**Records provided:**
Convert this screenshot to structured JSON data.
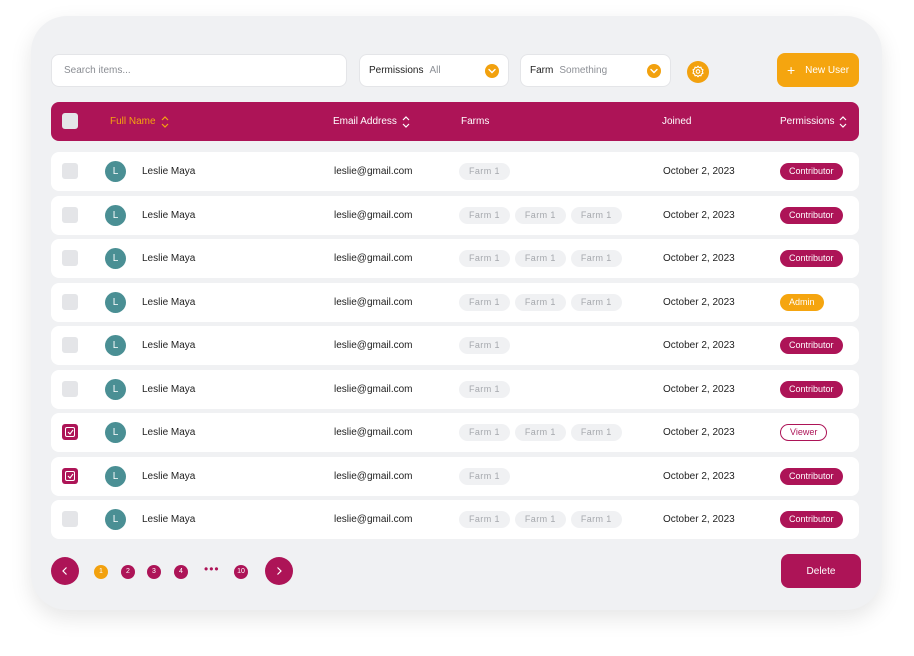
{
  "toolbar": {
    "search_placeholder": "Search items...",
    "permissions_filter": {
      "label": "Permissions",
      "value": "All"
    },
    "farm_filter": {
      "label": "Farm",
      "value": "Something"
    },
    "new_user_label": "New User"
  },
  "table": {
    "headers": {
      "full_name": "Full Name",
      "email": "Email Address",
      "farms": "Farms",
      "joined": "Joined",
      "permissions": "Permissions"
    },
    "rows": [
      {
        "initial": "L",
        "name": "Leslie Maya",
        "email": "leslie@gmail.com",
        "farms": [
          "Farm 1"
        ],
        "joined": "October 2, 2023",
        "permission": "Contributor",
        "checked": false
      },
      {
        "initial": "L",
        "name": "Leslie Maya",
        "email": "leslie@gmail.com",
        "farms": [
          "Farm 1",
          "Farm 1",
          "Farm 1"
        ],
        "joined": "October 2, 2023",
        "permission": "Contributor",
        "checked": false
      },
      {
        "initial": "L",
        "name": "Leslie Maya",
        "email": "leslie@gmail.com",
        "farms": [
          "Farm 1",
          "Farm 1",
          "Farm 1"
        ],
        "joined": "October 2, 2023",
        "permission": "Contributor",
        "checked": false
      },
      {
        "initial": "L",
        "name": "Leslie Maya",
        "email": "leslie@gmail.com",
        "farms": [
          "Farm 1",
          "Farm 1",
          "Farm 1"
        ],
        "joined": "October 2, 2023",
        "permission": "Admin",
        "checked": false
      },
      {
        "initial": "L",
        "name": "Leslie Maya",
        "email": "leslie@gmail.com",
        "farms": [
          "Farm 1"
        ],
        "joined": "October 2, 2023",
        "permission": "Contributor",
        "checked": false
      },
      {
        "initial": "L",
        "name": "Leslie Maya",
        "email": "leslie@gmail.com",
        "farms": [
          "Farm 1"
        ],
        "joined": "October 2, 2023",
        "permission": "Contributor",
        "checked": false
      },
      {
        "initial": "L",
        "name": "Leslie Maya",
        "email": "leslie@gmail.com",
        "farms": [
          "Farm 1",
          "Farm 1",
          "Farm 1"
        ],
        "joined": "October 2, 2023",
        "permission": "Viewer",
        "checked": true
      },
      {
        "initial": "L",
        "name": "Leslie Maya",
        "email": "leslie@gmail.com",
        "farms": [
          "Farm 1"
        ],
        "joined": "October 2, 2023",
        "permission": "Contributor",
        "checked": true
      },
      {
        "initial": "L",
        "name": "Leslie Maya",
        "email": "leslie@gmail.com",
        "farms": [
          "Farm 1",
          "Farm 1",
          "Farm 1"
        ],
        "joined": "October 2, 2023",
        "permission": "Contributor",
        "checked": false
      }
    ]
  },
  "pagination": {
    "pages": [
      "1",
      "2",
      "3",
      "4"
    ],
    "active_page": "1",
    "ellipsis": "•••",
    "last_page": "10"
  },
  "actions": {
    "delete_label": "Delete"
  },
  "colors": {
    "primary": "#ad1457",
    "accent": "#f5a50f",
    "avatar": "#4a8f94"
  },
  "icons": {
    "dropdown": "chevron-down-icon",
    "settings": "gear-icon",
    "sort": "sort-icon",
    "prev": "chevron-left-icon",
    "next": "chevron-right-icon"
  }
}
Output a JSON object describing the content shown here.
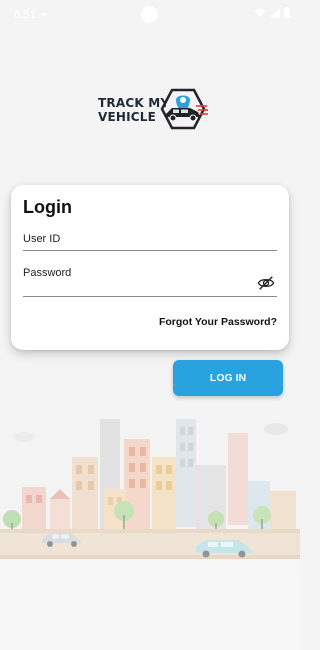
{
  "status_bar": {
    "time": "6:51",
    "icons": [
      "notification-dot-icon",
      "wifi-icon",
      "signal-icon",
      "battery-icon"
    ]
  },
  "logo": {
    "line1": "TRACK MY",
    "line2": "VEHICLE"
  },
  "login_card": {
    "title": "Login",
    "userid": {
      "label": "User ID",
      "value": ""
    },
    "password": {
      "label": "Password",
      "value": "",
      "visibility_icon": "eye-off-icon"
    },
    "forgot_password": "Forgot Your Password?"
  },
  "login_button": {
    "label": "LOG IN"
  },
  "colors": {
    "primary": "#29a3e0",
    "background": "#f4f4f4",
    "card": "#ffffff",
    "text": "#111111"
  }
}
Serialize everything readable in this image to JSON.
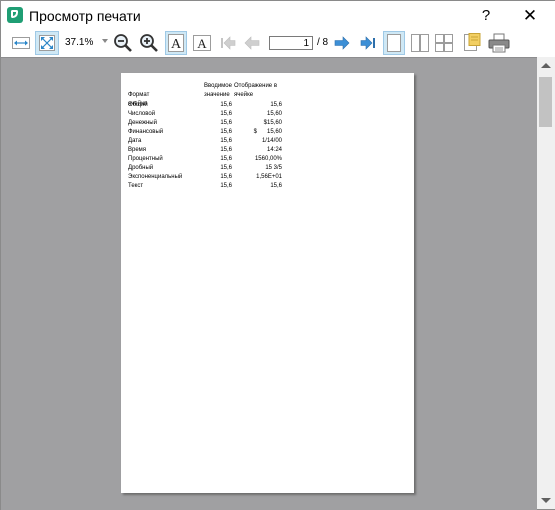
{
  "window": {
    "title": "Просмотр печати",
    "help_label": "?",
    "close_label": "✕"
  },
  "toolbar": {
    "zoom_value": "37.1%",
    "page_current": "1",
    "page_total": "/ 8",
    "icons": [
      "fit-width-icon",
      "fit-page-icon",
      "zoom-out-icon",
      "zoom-in-icon",
      "font-increase-icon",
      "font-decrease-icon",
      "first-page-icon",
      "previous-page-icon",
      "next-page-icon",
      "last-page-icon",
      "single-page-icon",
      "two-pages-icon",
      "four-pages-icon",
      "page-setup-icon",
      "print-icon"
    ]
  },
  "sheet": {
    "headers": {
      "format": "Формат ячейки",
      "input_line1": "Вводимое",
      "input_line2": "значение",
      "display_line1": "Отображение в",
      "display_line2": "ячейке"
    },
    "rows": [
      {
        "format": "Общий",
        "input": "15,6",
        "display": "15,6"
      },
      {
        "format": "Числовой",
        "input": "15,6",
        "display": "15,60"
      },
      {
        "format": "Денежный",
        "input": "15,6",
        "display": "$15,60"
      },
      {
        "format": "Финансовый",
        "input": "15,6",
        "display": "$      15,60"
      },
      {
        "format": "Дата",
        "input": "15,6",
        "display": "1/14/00"
      },
      {
        "format": "Время",
        "input": "15,6",
        "display": "14:24"
      },
      {
        "format": "Процентный",
        "input": "15,6",
        "display": "1560,00%"
      },
      {
        "format": "Дробный",
        "input": "15,6",
        "display": "15 3/5"
      },
      {
        "format": "Экспоненциальный",
        "input": "15,6",
        "display": "1,56E+01"
      },
      {
        "format": "Текст",
        "input": "15,6",
        "display": "15,6"
      }
    ]
  },
  "colors": {
    "accent": "#1f9e74",
    "preview_bg": "#a0a0a2",
    "active_button": "#cfe8f5"
  }
}
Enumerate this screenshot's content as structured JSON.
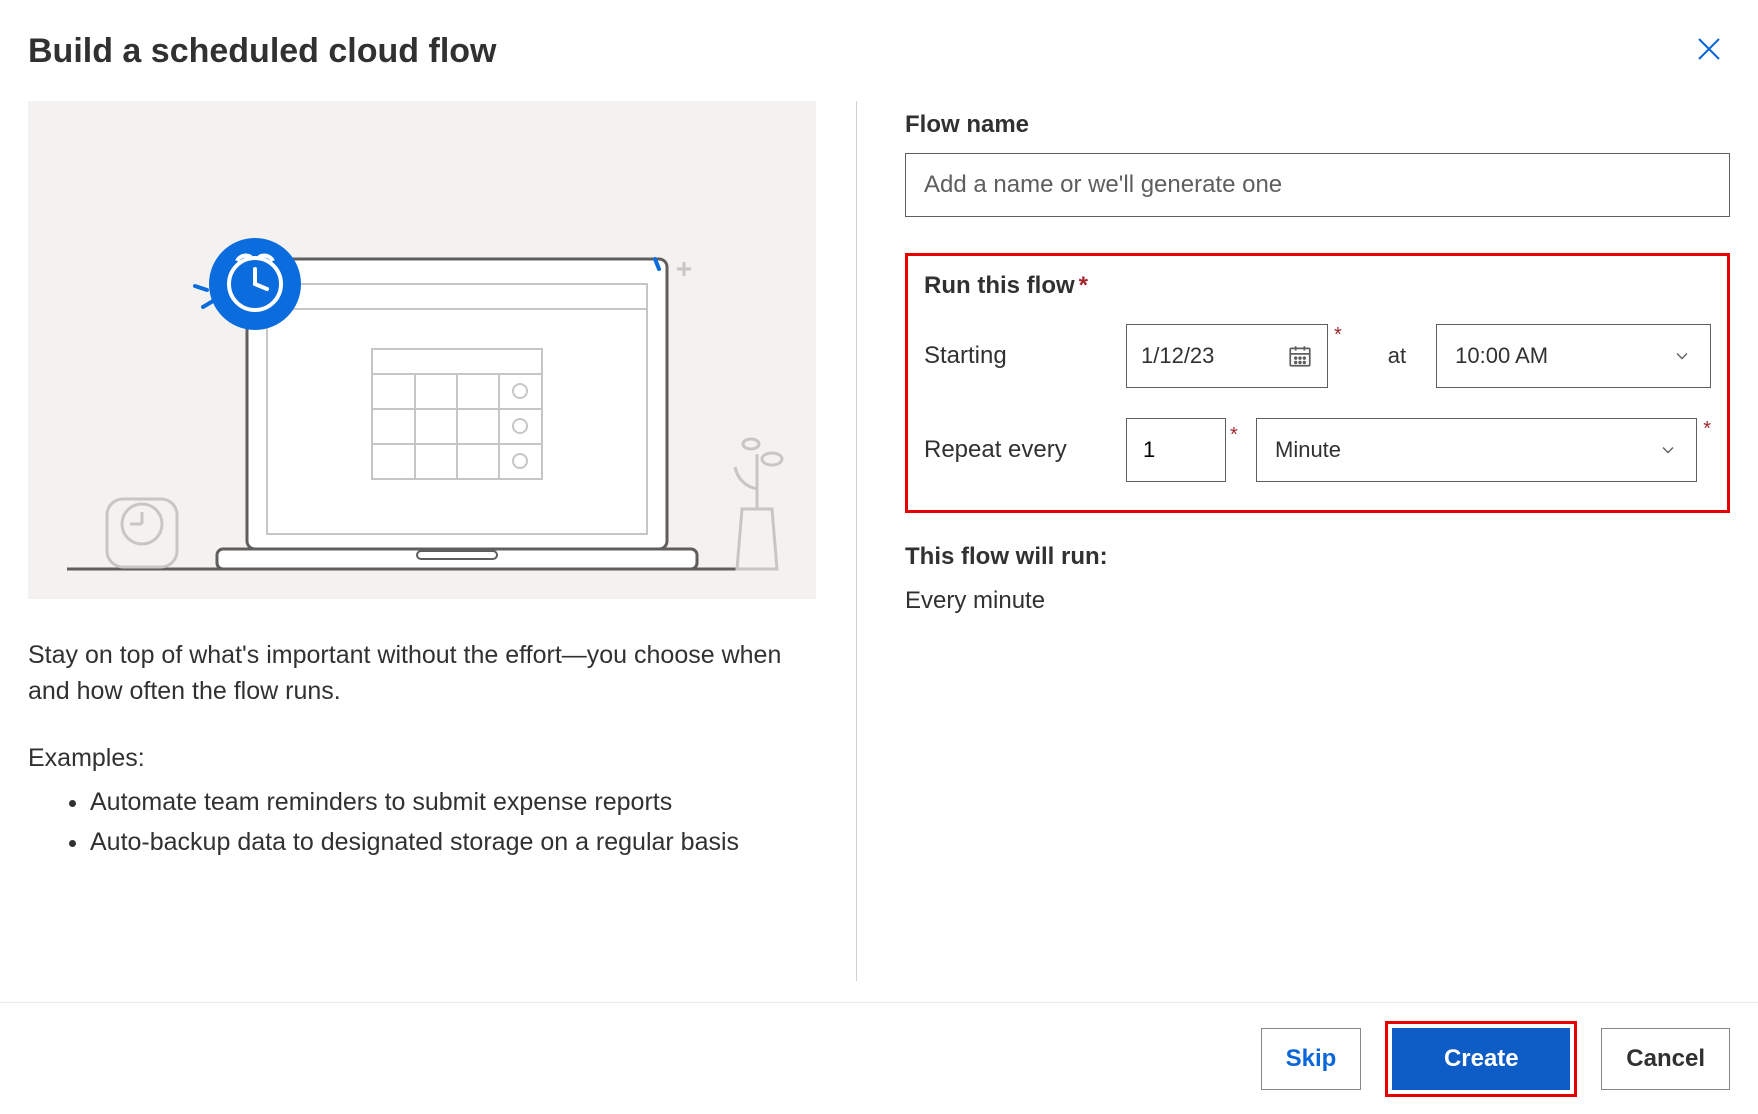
{
  "title": "Build a scheduled cloud flow",
  "left": {
    "description": "Stay on top of what's important without the effort—you choose when and how often the flow runs.",
    "examples_label": "Examples:",
    "examples": [
      "Automate team reminders to submit expense reports",
      "Auto-backup data to designated storage on a regular basis"
    ]
  },
  "right": {
    "flow_name_label": "Flow name",
    "flow_name_placeholder": "Add a name or we'll generate one",
    "flow_name_value": "",
    "run_section_label": "Run this flow",
    "starting_label": "Starting",
    "starting_date": "1/12/23",
    "at_label": "at",
    "starting_time": "10:00 AM",
    "repeat_label": "Repeat every",
    "repeat_value": "1",
    "repeat_unit": "Minute",
    "summary_label": "This flow will run:",
    "summary_text": "Every minute"
  },
  "footer": {
    "skip": "Skip",
    "create": "Create",
    "cancel": "Cancel"
  },
  "colors": {
    "primary": "#0e5cc5",
    "highlight_border": "#e60000"
  }
}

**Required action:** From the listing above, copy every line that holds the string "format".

**Output below:**
      "format": "Формат ячейки",
        "format": "Общий",
        "format": "Числовой",
        "format": "Денежный",
        "format": "Финансовый",
        "format": "Дата",
        "format": "Время",
        "format": "Процентный",
        "format": "Дробный",
        "format": "Экспоненциальный",
        "format": "Текст",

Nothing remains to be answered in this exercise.